This conference is not only for “card-carrying” anarchists. We welcome contributions dealing critically with anarchist geographies, histories, concepts, and interventions from grassroots movements, militants, and academics.
We invite especially, but not exclusively, critical anarchic geographical contributions on:
- What are anarchist geographies and what are their tasks?
- Which relations between anarchism and the most current critical/theoretical approaches used in geographical scholarship, i.e. postmodernism and post-structuralism, critical modernities, post-colonialism, more-than-human geographies, actor-network theory, non-representational theories, feminism, gender and queer theories, Marxism, critical race theory, intersectionality, qualitative and quantitative methods etc.
- Problematizing the relations between anarchism, rationalism, Enlightenment and modernity,
- Anarchist geographies and counter-cartography. Maps and spaces of liberation.
- Anarchist geographies and Indigenous movements.
- Anarchism and the environment: mesology, natural philosophies and the idea of progress.

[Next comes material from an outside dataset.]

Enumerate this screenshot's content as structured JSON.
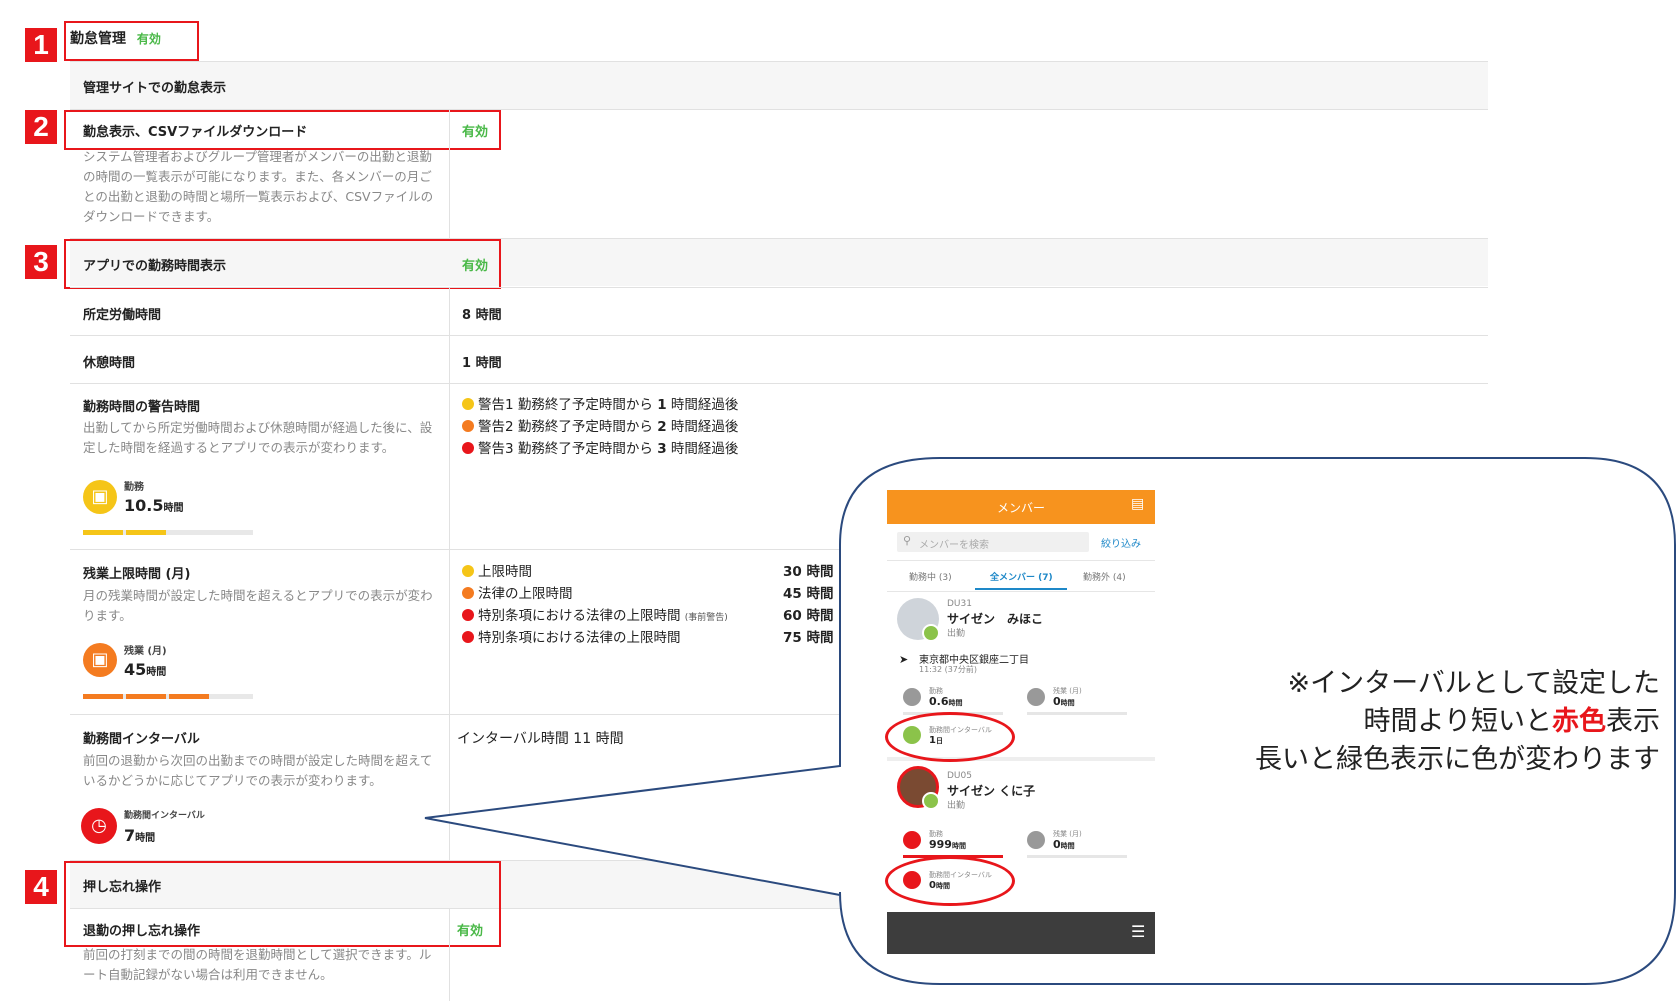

- Anarchist geographies in practice: experiences from grassroots movements, local and international struggles, histories and geographies of resistance.
- Anti-statist, post-statist and not statist geographies: anarchism and the idea of territory.
- Anarchism, federalism and the concept of geographical scale: cities, regions and the global.
- Anti-racist, anti-colonial and internationalist geographies.
- Anarchist geographies, cosmopolitanism and multilingualism: which challenges to nationalist and parochial academies?
- Anarchism and geographies of war and peace.
- Anarchism and geographies of violence and non-violence.
- Anarchist geographies of education and de-schooling.
- Geographies of secularisation and free-thinking.
- Anarchist geopolitics.
- Historical geographies of anarchism.
- Anarchist geographies and geographers in the history and philosophy of geography.
- Historical figures of anarchist geographers and their interdisciplinary connections: histories of transnational anarchism, anarchist anthropologies, political theory and political philosophy.
To attend the conference, please send an abstract of maximum 250 words at the firstname.lastname@example.org by February 1st 2017. The preferred conference’s language is English: if you feel especially uncomfortable with presenting in this language, please write to the organisers in order to arrange some specific solution. Further information will be provided by e-mail and through the site www.icagg.org
Practical information: For information on travel, accommodation and any other practical query (need for childcare, dietary requirements etc.), please write to email@example.com
Scientific and Promoting Committee:
Marcelo Lopes de Souza
Marcella Schmidt di Friedberg
Vanessa Sloan Morgan
Gian Maria Valent
Local organisation committee:
Gian Maria Valent